The history of Peyronie’s disease
The disease Peyronie’s disease (IPP, Induratio Penis Plastica), which as a rule causes a curvature of the penis, has been known to the medical field for a long time already. There are references to it in specialist literature as early as 1561. The physicians Fallopius and Vesalius were among the pioneers who reported on the disease of curvature of the penis. However, curvature of the penis was first described in detail by the French physician Francois de la Peyronie, a surgeon at the court of King Louis XV, in 1743. This is why the disease is also commonly referred to as ‘Peyronie’s disease‘ in English.
Similarities in the way tissue is altered through Peyronie’s disease and Dupuytren’s contracture of the hand were later noted by Sir James Paget.

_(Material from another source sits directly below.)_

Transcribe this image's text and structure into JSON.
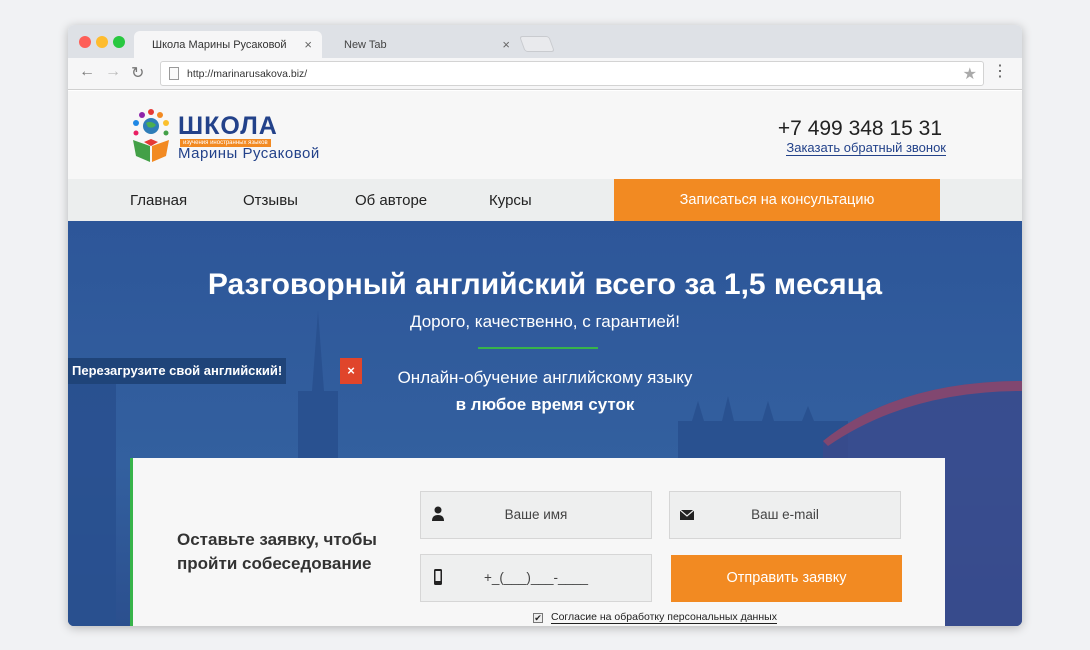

The first surgical operation to treat Peyronie’s disease was performed in 1882. The removal of the plaque resulting from IPP in its entirety and insertion of new tissue was first performed by O. S. Lowsley in 1943. In 1965, R. M. Nesbit introduced his simpler tucking technique that would indeed straighten the penis but unfortunately would also shorten it significantly.